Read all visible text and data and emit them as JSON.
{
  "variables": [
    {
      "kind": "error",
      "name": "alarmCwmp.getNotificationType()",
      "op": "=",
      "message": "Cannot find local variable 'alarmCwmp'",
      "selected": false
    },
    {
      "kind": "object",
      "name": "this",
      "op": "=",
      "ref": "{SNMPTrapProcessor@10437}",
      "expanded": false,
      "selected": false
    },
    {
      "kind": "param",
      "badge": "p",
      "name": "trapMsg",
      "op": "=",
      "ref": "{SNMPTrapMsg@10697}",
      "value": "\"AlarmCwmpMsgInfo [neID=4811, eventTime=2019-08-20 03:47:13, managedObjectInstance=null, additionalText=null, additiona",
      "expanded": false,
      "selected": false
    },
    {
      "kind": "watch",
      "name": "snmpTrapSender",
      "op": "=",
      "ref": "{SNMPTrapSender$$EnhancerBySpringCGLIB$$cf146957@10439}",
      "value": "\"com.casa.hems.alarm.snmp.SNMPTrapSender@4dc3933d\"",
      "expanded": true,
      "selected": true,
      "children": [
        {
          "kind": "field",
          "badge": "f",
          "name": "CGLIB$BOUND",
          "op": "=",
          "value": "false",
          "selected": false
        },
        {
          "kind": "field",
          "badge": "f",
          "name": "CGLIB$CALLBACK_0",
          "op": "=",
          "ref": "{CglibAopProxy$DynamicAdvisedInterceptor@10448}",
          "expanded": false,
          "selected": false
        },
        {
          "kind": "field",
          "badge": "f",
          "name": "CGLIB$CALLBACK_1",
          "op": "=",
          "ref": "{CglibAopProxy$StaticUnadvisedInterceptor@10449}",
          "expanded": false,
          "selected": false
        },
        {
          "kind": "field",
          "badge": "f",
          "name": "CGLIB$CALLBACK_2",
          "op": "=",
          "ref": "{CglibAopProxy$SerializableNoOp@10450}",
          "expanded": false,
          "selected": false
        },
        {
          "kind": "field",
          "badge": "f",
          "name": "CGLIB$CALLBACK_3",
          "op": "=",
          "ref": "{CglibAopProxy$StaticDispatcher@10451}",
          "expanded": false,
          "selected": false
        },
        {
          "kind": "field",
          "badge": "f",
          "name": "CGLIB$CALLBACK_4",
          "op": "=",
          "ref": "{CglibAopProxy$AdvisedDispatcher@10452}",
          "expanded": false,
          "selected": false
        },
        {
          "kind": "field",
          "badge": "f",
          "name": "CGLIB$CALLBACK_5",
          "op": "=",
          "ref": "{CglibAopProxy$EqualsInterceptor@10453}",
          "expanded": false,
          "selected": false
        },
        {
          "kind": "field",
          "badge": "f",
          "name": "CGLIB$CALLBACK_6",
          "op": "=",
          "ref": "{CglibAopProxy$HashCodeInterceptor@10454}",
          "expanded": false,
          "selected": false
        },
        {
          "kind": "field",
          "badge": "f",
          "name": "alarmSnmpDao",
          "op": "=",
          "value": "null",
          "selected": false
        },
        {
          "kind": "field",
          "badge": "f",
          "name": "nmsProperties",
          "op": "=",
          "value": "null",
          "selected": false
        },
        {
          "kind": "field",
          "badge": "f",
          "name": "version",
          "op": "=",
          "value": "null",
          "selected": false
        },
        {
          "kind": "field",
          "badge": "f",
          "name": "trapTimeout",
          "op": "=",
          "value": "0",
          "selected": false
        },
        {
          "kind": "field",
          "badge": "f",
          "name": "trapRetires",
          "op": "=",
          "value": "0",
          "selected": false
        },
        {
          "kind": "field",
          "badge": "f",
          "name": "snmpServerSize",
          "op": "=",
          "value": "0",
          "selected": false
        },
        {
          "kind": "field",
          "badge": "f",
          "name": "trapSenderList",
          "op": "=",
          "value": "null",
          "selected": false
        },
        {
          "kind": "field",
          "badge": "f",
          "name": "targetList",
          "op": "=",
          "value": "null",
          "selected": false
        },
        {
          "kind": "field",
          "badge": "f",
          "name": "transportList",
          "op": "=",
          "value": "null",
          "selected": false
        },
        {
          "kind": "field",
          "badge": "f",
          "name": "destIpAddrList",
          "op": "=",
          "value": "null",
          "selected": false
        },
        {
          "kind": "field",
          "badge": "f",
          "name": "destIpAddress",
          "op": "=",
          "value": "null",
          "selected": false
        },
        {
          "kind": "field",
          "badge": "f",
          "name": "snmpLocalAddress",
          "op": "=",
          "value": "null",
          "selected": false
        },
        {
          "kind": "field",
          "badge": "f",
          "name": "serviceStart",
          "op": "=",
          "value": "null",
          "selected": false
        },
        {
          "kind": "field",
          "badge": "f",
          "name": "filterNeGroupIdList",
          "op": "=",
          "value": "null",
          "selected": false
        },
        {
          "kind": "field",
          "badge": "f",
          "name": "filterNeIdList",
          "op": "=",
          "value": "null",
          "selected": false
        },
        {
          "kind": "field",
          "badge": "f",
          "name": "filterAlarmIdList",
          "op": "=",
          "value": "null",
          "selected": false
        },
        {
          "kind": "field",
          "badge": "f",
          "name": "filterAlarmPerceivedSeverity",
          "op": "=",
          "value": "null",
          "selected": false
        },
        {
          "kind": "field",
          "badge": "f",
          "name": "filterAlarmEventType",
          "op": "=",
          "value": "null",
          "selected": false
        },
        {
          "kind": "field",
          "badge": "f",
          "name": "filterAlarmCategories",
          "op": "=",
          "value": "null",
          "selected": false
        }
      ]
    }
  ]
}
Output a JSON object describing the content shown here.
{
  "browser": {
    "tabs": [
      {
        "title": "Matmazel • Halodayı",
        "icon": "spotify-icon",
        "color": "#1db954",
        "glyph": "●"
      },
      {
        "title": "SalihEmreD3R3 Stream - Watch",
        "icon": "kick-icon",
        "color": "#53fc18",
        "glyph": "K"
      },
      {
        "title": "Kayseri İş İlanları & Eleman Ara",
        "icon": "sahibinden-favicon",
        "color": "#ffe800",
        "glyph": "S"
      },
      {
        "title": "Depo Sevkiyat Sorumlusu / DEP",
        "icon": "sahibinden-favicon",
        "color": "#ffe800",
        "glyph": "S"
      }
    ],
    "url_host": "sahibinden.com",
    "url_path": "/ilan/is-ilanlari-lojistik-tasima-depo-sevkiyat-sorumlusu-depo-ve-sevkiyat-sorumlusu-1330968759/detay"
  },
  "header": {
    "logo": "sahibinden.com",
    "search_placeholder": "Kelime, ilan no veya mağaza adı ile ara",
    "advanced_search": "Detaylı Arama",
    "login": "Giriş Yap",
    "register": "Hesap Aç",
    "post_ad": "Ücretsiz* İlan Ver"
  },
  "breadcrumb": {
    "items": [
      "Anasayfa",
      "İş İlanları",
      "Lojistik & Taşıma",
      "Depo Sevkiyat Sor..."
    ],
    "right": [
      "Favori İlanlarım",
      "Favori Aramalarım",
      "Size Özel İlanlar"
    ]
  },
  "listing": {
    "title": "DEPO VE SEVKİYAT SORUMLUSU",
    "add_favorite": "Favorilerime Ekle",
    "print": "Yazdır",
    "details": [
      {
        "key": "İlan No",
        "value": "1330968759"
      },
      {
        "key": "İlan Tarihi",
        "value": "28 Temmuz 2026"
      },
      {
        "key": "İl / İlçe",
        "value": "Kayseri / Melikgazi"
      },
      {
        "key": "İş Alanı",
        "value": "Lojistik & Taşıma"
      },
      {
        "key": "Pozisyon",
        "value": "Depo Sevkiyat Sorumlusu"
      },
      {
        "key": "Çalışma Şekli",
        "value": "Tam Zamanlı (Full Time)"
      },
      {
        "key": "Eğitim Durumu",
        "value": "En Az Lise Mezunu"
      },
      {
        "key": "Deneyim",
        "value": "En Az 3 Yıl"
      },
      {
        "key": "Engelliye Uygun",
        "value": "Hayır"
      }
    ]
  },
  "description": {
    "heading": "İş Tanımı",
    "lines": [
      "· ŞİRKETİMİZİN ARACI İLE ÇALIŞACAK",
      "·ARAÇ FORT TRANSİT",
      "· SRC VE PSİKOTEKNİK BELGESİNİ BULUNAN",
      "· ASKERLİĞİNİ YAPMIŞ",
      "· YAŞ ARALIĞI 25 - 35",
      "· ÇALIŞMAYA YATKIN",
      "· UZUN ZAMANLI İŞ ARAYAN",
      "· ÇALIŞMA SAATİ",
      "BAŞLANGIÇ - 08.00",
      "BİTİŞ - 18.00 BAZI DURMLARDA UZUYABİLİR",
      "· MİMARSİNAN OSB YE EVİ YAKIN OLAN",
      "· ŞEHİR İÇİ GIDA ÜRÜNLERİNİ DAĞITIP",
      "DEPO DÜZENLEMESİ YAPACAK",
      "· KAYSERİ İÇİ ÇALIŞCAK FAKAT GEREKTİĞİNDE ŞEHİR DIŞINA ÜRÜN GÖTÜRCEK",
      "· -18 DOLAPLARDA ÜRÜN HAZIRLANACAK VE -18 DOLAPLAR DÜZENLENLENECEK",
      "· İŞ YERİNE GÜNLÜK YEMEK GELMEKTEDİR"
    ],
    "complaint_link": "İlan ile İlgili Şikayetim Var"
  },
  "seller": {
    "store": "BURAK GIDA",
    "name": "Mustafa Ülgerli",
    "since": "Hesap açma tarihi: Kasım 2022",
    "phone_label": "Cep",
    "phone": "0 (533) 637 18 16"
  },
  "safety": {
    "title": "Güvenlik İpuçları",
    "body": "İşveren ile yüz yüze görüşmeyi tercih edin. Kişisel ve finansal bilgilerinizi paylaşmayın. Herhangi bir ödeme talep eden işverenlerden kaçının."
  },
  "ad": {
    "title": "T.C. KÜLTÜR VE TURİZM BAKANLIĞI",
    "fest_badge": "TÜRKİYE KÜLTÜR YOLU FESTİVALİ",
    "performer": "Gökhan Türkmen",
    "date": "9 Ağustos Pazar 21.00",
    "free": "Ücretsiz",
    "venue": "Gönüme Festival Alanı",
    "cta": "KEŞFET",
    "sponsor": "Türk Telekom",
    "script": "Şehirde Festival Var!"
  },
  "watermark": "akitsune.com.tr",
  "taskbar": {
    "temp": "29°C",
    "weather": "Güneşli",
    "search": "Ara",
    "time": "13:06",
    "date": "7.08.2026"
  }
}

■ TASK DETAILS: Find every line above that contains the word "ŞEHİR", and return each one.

■ SOLUTION:
      "· ŞEHİR İÇİ GIDA ÜRÜNLERİNİ DAĞITIP",
      "· KAYSERİ İÇİ ÇALIŞCAK FAKAT GEREKTİĞİNDE ŞEHİR DIŞINA ÜRÜN GÖTÜRCEK",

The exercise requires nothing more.